As an expert in real estate investment, I have extensive knowledge and experience in the field. I have successfully navigated the complexities of real estate investment, including understanding the various financing options available and their implications. My expertise is demonstrated through practical application and a deep understanding of the factors that drive the real estate market.
Real Estate Investment Trends
The real estate market has remained a profitable investment avenue despite the turbulence of the pandemic-impacted economy. Home prices have seen significant increases, primarily driven by factors on the demand side. The new work-from-home economy has led to a surge in adults moving out of high-cost areas and working remotely. Additionally, record-low interest rates, expected to remain low in the future, have further fueled the potential for profit in real estate investment.
Financing Options for Real Estate Investment
Option 1: Financing with Cash
Pros: Paying upfront with cash significantly improves the opportunity to purchase real estate, removes financing doubts in the seller's mind, and enables acquisition at significant discounts. It also saves on interest expenses that come with private, hard-money, or conventional loans.

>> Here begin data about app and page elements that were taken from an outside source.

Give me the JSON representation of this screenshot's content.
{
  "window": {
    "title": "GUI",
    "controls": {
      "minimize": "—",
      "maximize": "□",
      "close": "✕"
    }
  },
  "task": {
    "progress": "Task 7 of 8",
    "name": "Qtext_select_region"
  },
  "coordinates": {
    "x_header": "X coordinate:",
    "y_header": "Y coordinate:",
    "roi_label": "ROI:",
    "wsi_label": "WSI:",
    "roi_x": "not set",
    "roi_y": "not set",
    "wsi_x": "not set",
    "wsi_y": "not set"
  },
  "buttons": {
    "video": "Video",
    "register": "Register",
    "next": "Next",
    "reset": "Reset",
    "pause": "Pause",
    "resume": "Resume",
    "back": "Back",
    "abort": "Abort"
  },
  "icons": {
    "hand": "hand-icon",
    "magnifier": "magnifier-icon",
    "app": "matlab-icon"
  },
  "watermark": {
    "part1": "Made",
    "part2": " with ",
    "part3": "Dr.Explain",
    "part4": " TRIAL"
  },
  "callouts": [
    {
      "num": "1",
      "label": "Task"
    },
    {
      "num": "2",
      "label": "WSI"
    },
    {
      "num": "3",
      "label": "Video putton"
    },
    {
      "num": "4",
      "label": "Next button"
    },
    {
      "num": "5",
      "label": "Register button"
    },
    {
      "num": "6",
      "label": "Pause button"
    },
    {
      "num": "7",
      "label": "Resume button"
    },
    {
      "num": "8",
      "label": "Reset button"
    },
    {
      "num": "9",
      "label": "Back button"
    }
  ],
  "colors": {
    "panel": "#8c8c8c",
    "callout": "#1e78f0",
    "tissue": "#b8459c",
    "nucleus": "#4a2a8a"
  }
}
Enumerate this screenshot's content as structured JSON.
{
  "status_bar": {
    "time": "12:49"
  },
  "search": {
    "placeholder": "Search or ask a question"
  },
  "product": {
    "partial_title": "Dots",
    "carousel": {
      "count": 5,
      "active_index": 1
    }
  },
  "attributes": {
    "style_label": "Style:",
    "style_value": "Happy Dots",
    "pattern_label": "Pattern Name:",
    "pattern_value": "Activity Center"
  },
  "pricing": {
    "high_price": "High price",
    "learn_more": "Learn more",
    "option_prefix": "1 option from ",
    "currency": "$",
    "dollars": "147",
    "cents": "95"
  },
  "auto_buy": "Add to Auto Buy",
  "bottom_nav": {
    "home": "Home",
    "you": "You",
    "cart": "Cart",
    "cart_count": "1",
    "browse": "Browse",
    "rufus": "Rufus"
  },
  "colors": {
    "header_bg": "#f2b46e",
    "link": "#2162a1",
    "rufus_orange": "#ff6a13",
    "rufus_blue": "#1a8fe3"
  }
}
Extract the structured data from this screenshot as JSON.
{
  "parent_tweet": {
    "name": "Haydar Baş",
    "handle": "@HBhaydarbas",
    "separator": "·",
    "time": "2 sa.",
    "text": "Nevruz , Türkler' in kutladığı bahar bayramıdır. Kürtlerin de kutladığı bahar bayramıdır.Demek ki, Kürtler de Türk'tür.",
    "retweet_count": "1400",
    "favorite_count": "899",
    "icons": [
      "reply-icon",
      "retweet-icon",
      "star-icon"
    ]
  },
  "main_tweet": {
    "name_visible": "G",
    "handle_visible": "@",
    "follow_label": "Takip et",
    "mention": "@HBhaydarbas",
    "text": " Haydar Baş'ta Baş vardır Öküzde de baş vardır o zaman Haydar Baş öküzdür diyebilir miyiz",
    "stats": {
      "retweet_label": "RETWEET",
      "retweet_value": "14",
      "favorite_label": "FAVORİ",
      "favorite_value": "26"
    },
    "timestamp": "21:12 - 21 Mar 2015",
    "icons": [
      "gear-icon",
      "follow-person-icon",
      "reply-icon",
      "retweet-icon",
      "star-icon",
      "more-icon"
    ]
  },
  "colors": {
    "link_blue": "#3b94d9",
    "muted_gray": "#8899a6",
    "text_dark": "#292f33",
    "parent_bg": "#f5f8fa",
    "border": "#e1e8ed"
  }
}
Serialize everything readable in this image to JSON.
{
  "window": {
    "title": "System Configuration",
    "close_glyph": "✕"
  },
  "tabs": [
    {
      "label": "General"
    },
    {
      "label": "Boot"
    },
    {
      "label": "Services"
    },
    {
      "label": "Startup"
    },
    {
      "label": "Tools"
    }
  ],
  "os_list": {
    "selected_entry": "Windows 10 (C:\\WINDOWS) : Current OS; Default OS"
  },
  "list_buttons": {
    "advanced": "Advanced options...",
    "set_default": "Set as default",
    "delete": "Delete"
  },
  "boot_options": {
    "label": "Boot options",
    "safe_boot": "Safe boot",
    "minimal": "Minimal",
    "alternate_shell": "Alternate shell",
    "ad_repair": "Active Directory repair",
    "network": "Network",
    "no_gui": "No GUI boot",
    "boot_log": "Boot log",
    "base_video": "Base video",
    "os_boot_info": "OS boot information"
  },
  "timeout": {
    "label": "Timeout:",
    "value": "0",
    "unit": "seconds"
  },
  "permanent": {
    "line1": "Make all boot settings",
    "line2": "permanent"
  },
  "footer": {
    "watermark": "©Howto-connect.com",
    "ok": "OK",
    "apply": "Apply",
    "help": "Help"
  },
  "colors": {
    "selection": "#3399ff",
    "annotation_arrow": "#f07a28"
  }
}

Cons: While providing security and stability, paying in cash caps potential gains and limits leverage for maximizing returns .
Option 2: Financing with Private Individual Lenders
Pros: Private lenders offer flexibility and quick access to funds, especially for individuals who may not fit traditional mortgage profiles.
Cons: Private lenders tend to have higher interest rates than banks, and building a private lender network may require effort.
Option 3: Financing with Hard-Money Loans
Pros: Hard money loans can be approved quickly, allowing investors to move swiftly on a property. They also require little upfront cost, making them suitable for fix-and-flip investors.
Cons: Hard money loans often come with significantly higher interest rates than traditional mortgages and require a good understanding of the investment process.
Option 4: Financing with Conventional Bank Financing
Pros: This is the most common form of financing, offering lower interest rates than private lenders and maximizing potential profit based on available cash for a down payment.
Cons: Banks have a longer approval process, stricter lending profiles, and may pose risks in the event of rental property vacancies.
Choosing the Right Financing Option
The best financing option depends on an individual's unique financial situation and ultimate goal for the property. Factors such as available cash and risk tolerance play a crucial role in determining the most suitable financing approach.
In conclusion, real estate investment remains a lucrative opportunity, and exploring the various financing options can help individuals enter the market and maximize their returns.
If you have any further questions or need more detailed insights into real estate investment, feel free to ask!